• **Dataset records**:
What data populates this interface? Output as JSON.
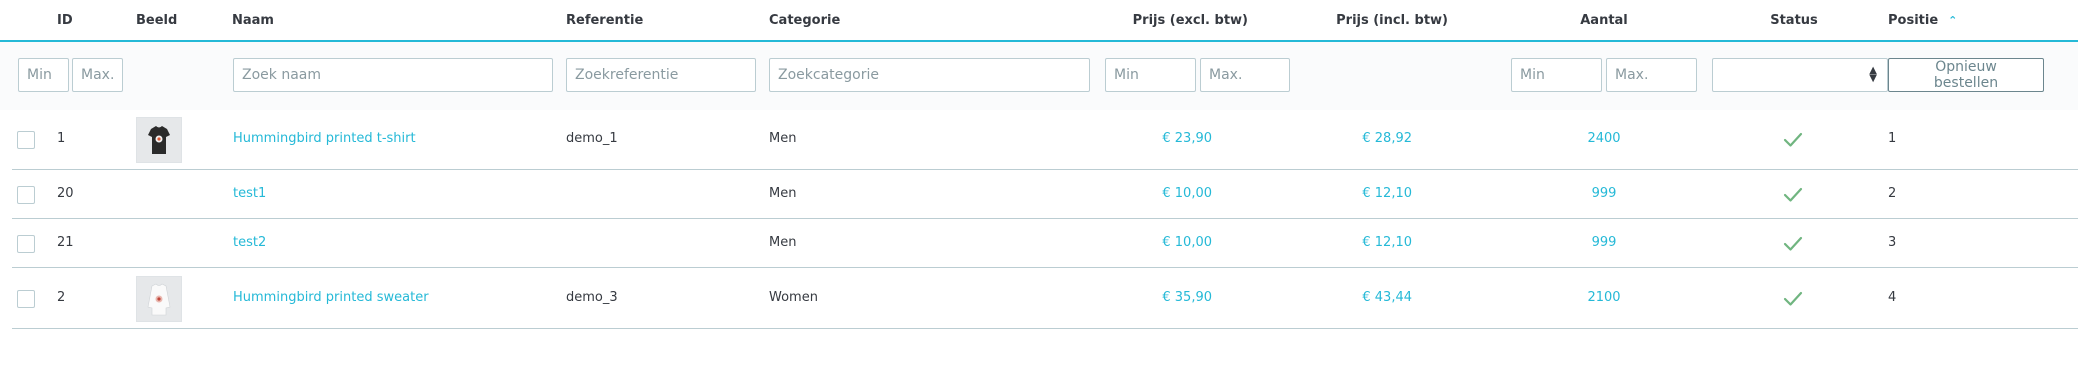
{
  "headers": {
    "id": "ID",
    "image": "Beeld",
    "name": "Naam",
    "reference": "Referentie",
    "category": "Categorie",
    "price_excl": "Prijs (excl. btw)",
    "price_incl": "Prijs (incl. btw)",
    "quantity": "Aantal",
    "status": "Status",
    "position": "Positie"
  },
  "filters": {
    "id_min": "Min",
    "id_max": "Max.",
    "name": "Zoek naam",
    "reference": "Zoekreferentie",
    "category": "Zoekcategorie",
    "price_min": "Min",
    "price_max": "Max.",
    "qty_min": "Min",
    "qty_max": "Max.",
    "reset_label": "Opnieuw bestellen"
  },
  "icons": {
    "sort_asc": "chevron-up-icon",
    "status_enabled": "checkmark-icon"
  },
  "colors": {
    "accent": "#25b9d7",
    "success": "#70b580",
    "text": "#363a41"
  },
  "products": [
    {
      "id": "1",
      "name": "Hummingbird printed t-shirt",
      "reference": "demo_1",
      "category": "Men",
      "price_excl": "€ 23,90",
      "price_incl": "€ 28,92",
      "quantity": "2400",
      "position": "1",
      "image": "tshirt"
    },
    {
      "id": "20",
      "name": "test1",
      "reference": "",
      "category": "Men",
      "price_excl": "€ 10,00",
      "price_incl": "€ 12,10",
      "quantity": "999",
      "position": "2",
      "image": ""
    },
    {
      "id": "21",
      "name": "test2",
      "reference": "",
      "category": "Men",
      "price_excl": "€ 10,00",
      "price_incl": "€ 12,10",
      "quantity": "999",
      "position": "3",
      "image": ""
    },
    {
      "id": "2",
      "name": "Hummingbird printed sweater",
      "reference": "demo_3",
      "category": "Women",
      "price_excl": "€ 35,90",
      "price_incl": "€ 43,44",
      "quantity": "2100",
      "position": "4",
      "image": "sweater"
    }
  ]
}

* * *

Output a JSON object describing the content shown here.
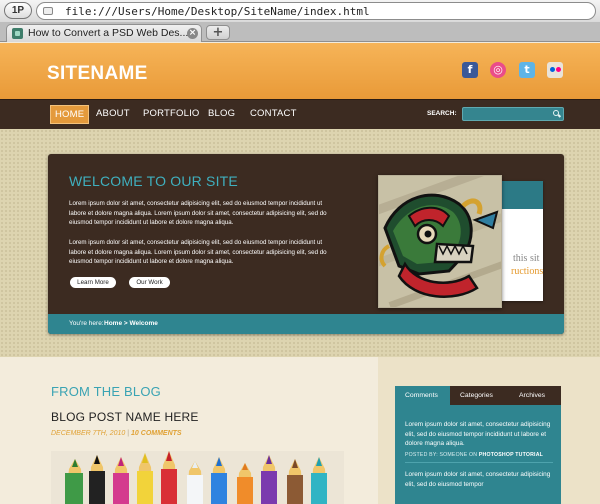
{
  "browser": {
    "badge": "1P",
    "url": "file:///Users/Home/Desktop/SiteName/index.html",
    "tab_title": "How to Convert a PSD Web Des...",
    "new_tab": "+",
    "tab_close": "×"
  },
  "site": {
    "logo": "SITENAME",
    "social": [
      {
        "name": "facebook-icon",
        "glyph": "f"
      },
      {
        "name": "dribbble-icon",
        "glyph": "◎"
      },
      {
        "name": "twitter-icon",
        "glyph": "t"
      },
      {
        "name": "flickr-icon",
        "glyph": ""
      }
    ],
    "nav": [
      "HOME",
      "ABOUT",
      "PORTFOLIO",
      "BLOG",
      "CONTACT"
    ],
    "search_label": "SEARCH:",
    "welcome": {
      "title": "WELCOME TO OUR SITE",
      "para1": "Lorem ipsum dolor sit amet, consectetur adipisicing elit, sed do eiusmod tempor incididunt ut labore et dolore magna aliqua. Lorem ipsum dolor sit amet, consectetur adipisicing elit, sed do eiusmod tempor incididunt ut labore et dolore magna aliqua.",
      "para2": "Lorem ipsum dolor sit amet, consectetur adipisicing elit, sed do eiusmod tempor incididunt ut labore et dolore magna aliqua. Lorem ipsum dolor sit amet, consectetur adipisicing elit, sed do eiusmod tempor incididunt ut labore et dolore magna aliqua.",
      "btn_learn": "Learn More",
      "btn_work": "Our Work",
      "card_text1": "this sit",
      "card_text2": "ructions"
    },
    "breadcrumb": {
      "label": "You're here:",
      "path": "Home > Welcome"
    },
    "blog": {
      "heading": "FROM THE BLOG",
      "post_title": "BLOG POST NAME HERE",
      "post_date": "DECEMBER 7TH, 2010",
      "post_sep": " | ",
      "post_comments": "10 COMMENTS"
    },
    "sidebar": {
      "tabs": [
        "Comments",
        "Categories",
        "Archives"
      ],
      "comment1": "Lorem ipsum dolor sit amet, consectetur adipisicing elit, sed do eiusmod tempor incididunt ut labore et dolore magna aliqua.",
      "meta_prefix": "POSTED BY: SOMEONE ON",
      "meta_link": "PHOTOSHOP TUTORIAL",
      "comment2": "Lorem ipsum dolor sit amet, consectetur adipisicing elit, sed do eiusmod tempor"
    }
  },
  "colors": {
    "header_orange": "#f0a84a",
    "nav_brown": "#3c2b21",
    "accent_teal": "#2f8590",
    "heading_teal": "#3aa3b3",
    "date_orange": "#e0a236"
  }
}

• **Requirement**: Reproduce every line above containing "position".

• **Answer**:
    "position": "Positie"
      "position": "1",
      "position": "2",
      "position": "3",
      "position": "4",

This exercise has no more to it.